Tell us a little about where we are today?
Today we are at the South African Hip Hop Museum where we are about to make history. This will be the first museum of its kind in Africa where kids can explore the history of Hip-Hop culture and learn about what influenced the movement. It will feature some of the Hip-Hop elements Breaking, Emcee, Graffiti, DJ’ing. While exploring small and big milestones within South Africa’s Hip-Hop culture.
When did you start breaking?
It’s been over 20 years, I started breaking roughly around 1997.
What do you think this historical space will do for future generations?
In Africa we are not so good at documenting our history and what we do. So, this is a great space for the new generation who can take forward Hip-Hop from where we left off. The youth can now experience and understand the footprint of Hip-Hop in South Africa that I feel is very important and it’s something I wish we had. This will be a first for everybody who explores the artistically documented South African Hip-Hop milestones captured on the museum walls.
When will this incredible space be open to the public?
We are pushing for the 24th of September, Heritage Day, and Heritage month in South Africa. It will be a great day for annual celebrations, and we are really excited for everyone to come see the amazing work that the whole SA Hip Hop Museum team put together.
Where can we follow the updates of SA Hip Hop Museum?
You can keep up to date with what’s happening on the South African Hip Hop Museum Facebook Page & Instagram. That will be the best way to get the latest news on what is happening.

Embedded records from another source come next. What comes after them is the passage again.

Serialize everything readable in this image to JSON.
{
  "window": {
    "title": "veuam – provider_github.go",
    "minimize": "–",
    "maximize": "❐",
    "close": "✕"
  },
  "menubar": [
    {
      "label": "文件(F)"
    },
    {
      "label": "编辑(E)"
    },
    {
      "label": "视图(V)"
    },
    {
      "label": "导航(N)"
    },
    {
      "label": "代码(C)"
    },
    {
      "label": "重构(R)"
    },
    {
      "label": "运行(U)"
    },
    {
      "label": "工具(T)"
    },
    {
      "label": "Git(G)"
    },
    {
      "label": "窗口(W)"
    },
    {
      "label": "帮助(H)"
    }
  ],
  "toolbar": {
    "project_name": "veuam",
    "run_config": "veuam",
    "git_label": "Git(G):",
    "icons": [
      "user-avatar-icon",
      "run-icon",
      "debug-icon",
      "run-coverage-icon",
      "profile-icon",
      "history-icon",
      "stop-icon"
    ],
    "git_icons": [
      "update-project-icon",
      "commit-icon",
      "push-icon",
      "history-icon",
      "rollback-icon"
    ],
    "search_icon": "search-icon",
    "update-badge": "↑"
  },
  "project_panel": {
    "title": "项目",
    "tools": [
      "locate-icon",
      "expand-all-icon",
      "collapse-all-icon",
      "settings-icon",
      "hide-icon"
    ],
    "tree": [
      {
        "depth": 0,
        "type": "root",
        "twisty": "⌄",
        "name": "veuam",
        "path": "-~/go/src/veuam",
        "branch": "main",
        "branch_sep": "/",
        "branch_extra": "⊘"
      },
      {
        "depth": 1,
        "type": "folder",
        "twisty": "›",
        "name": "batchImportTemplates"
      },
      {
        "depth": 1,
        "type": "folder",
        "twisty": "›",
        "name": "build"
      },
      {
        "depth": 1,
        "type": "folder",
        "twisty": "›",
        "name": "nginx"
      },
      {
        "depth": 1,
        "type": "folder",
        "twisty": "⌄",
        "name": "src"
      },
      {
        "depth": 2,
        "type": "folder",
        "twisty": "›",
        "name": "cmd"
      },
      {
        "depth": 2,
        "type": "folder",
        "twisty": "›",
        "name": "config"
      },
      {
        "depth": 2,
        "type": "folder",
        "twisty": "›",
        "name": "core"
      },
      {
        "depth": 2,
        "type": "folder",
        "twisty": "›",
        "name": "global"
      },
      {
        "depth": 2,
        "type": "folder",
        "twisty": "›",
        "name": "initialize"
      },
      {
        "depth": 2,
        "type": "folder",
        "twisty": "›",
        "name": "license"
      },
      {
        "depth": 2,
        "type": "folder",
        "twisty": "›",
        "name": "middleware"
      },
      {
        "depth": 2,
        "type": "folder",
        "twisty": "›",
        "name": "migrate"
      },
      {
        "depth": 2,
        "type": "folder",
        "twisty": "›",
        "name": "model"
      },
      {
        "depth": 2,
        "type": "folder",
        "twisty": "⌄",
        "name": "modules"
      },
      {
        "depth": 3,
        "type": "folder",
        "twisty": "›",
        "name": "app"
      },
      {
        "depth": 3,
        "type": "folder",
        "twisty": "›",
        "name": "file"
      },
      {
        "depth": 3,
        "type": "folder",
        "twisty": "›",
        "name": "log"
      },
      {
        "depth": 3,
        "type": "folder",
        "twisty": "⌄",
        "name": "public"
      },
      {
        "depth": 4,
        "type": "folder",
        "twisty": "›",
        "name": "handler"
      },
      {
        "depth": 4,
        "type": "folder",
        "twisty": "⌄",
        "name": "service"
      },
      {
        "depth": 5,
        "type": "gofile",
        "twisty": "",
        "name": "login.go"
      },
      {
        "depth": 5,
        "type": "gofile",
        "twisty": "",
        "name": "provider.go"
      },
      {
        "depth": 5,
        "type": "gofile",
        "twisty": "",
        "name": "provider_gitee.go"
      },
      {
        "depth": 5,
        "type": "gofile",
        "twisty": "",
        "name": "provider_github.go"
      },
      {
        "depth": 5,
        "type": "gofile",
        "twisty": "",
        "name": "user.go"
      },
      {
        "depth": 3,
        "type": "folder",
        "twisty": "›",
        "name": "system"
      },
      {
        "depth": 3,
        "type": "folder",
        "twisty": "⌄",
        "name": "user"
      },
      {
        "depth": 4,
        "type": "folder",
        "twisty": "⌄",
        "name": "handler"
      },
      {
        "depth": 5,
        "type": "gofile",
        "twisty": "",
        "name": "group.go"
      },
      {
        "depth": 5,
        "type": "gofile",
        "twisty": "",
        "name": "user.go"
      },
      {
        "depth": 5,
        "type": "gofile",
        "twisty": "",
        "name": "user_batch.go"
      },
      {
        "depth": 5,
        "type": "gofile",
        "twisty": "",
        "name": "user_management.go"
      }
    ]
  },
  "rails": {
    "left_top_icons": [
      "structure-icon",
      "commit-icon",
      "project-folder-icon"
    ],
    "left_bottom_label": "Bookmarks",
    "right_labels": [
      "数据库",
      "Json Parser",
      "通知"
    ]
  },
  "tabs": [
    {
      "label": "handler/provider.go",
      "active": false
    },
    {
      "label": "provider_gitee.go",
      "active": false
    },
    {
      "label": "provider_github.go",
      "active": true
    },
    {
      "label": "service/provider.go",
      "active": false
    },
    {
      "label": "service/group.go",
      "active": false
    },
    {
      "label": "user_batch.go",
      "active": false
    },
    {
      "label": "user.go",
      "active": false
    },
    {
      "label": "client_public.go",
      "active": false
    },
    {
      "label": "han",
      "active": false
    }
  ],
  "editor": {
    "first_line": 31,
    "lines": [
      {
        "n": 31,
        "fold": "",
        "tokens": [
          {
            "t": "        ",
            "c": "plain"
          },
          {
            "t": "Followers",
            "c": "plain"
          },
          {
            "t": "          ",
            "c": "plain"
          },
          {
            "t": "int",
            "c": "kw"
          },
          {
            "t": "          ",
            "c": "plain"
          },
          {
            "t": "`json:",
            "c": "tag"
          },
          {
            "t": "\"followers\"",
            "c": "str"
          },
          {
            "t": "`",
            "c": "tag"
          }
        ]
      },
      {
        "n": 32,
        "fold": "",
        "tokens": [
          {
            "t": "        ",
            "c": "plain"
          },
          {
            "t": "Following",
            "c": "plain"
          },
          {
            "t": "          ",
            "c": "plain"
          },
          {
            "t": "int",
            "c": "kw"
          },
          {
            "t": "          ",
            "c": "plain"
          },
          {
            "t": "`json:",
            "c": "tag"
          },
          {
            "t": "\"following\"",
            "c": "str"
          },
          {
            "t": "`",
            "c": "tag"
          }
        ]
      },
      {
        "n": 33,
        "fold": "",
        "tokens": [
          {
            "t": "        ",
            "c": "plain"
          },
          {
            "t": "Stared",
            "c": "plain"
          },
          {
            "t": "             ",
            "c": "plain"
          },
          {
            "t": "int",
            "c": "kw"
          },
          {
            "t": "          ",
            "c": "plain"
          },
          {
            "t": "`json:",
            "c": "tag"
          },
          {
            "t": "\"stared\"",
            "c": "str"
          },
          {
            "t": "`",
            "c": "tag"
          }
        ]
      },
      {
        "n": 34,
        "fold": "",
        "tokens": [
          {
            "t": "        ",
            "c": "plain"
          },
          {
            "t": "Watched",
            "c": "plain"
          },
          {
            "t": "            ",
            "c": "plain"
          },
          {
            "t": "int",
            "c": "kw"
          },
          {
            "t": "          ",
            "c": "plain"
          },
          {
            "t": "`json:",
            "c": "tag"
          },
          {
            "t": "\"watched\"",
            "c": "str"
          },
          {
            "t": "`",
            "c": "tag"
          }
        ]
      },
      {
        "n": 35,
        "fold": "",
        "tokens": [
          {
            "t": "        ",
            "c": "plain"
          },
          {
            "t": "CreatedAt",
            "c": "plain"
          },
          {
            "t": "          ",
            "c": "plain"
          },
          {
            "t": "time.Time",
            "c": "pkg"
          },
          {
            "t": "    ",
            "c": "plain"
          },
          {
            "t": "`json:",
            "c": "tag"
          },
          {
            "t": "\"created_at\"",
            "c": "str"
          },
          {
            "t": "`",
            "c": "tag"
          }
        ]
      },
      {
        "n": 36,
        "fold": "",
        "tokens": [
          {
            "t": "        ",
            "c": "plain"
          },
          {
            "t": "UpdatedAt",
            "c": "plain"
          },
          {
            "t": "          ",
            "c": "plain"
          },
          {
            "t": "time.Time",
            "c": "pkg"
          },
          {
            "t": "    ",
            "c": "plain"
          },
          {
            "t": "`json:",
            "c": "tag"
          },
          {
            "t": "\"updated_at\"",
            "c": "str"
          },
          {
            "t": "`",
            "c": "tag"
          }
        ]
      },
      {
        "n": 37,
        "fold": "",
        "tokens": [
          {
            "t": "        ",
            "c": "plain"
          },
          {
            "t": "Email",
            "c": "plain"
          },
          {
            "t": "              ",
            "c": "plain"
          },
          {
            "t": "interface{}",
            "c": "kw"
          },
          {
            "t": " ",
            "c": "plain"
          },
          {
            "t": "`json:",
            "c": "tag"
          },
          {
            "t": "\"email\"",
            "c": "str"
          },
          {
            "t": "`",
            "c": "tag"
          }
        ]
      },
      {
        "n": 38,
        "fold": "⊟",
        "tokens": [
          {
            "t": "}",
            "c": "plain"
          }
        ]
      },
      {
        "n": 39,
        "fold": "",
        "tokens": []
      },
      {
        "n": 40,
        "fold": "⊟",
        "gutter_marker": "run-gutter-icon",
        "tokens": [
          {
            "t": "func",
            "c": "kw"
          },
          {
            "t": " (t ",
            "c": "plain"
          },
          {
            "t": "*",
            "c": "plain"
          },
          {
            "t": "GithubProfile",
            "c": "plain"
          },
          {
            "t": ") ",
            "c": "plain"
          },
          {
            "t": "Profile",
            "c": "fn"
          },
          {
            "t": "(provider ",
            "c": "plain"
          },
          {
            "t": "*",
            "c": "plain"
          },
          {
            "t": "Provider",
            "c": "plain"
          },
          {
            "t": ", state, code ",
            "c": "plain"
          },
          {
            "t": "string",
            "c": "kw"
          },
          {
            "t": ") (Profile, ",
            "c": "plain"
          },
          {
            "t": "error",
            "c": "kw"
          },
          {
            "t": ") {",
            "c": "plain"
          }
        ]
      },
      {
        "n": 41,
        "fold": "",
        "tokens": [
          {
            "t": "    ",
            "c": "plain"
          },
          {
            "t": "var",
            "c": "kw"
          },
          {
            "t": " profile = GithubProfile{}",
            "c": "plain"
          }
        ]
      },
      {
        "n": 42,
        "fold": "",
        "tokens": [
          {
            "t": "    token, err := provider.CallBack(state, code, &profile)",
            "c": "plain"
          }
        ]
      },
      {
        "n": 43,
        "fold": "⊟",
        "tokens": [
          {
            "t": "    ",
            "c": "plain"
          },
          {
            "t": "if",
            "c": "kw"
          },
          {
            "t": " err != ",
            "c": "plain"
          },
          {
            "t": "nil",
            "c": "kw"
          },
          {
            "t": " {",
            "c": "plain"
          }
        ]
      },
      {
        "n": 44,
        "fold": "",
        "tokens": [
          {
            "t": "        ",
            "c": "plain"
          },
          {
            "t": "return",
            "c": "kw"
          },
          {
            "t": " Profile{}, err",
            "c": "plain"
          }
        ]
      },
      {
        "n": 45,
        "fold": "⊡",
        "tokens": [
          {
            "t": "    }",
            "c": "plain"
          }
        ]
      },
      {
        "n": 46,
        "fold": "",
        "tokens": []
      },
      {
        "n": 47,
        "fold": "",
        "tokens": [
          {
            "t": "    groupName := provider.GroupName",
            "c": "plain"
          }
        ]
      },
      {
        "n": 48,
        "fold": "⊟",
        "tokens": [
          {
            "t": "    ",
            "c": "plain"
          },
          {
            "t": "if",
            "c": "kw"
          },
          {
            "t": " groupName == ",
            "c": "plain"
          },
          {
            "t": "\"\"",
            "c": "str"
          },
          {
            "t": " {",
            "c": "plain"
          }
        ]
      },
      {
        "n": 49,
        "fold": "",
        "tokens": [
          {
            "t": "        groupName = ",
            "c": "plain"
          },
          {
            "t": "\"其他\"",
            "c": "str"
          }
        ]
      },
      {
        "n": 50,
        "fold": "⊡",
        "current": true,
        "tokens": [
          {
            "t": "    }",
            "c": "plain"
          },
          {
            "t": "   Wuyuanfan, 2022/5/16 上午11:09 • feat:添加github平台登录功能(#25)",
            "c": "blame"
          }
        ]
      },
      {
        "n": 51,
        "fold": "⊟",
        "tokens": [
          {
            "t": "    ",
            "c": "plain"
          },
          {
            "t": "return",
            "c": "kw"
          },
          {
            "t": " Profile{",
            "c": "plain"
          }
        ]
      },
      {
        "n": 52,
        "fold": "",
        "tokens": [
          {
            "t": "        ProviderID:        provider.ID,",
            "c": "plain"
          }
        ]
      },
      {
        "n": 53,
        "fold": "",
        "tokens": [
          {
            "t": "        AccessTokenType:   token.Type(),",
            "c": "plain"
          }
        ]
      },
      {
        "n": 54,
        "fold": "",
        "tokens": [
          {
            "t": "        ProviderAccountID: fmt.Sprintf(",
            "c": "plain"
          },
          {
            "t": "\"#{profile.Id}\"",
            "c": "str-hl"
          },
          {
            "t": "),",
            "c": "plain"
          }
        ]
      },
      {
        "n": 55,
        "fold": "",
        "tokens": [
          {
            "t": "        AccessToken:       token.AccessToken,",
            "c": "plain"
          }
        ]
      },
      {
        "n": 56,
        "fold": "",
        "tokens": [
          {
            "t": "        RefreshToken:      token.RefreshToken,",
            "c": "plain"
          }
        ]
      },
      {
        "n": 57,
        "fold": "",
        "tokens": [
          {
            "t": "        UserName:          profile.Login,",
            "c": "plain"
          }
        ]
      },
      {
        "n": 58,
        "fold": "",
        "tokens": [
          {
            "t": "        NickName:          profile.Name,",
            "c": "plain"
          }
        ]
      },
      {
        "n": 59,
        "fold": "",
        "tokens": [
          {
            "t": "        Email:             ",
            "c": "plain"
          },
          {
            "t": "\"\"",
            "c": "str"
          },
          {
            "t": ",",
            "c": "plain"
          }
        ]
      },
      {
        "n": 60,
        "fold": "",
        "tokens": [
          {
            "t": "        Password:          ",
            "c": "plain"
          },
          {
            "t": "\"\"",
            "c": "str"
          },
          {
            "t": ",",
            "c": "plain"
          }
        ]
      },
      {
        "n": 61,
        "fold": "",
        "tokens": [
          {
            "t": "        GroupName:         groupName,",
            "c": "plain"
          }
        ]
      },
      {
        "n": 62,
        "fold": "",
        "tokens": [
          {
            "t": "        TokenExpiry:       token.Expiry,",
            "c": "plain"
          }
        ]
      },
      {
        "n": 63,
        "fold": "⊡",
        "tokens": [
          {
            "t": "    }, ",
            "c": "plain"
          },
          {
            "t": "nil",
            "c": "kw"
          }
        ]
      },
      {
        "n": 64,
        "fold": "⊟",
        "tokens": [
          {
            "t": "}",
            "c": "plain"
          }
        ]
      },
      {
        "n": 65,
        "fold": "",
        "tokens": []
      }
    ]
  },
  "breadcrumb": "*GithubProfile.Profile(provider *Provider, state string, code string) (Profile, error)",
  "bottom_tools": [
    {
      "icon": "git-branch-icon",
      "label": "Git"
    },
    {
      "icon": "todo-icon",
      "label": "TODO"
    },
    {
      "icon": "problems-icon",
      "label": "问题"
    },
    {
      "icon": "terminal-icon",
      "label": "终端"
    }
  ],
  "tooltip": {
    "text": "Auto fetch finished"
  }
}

In closing, is there anything you would like to share with the future generations of Hip-Hop culture enthusiasts or perhaps just share?
It’s truly an honor to be part of the SA Hip Hop Museum team, it’s an honor to be a part of History and to inspire others through the movement of Hip-Hop. Hip-Hop is not just a culture I believe Hip Hop is an incredibly powerful, life changing movement. There are many guys and girls that have grown from the Hip Hop culture and accomplished honorable benchmarks that we can now appreciate in the museum. This is what we are building in this space of honor with the passion we have for Hip-Hop. We want to show that if you have an ignited passion and drive, it’s remarkable what we can achieve in our lifetime.
Thank you so much for your time, we look forward to seeing the history showcased in the SA Hip Hop Museum and to relive an era of legends that sparked a wonderful story of South African Hip Hop.
If you are interested in knowing more about the SA Hip Hop Museum we have included some external content below.
On Thursday 3rd of February 2022 the Minister, MEC, Ritual Media Group, and Museum Africa held a media briefing to announce the partnership between the independent group behind the hip-hop museum and the Department of Sport, Arts and Culture at Museum Africa in Newtown, Johannesburg. Speakers in this sound recording are Osmic Menoe from Ritual Media Group, AMU a Hip Hop Legend, the minister of Sports, Arts and Culture Nathi Mthethwa, and MEC of Sports, Arts, Culture and Recreation Mbali Hlophe and Vouks a legendary icon for the Breaking Community.
Written by: Leon Andrew Labuschagne
Edited by: Dance Africa Network
Graphic Design by: Paul Luthando
Photographs by: Leon Andrew Labuschagne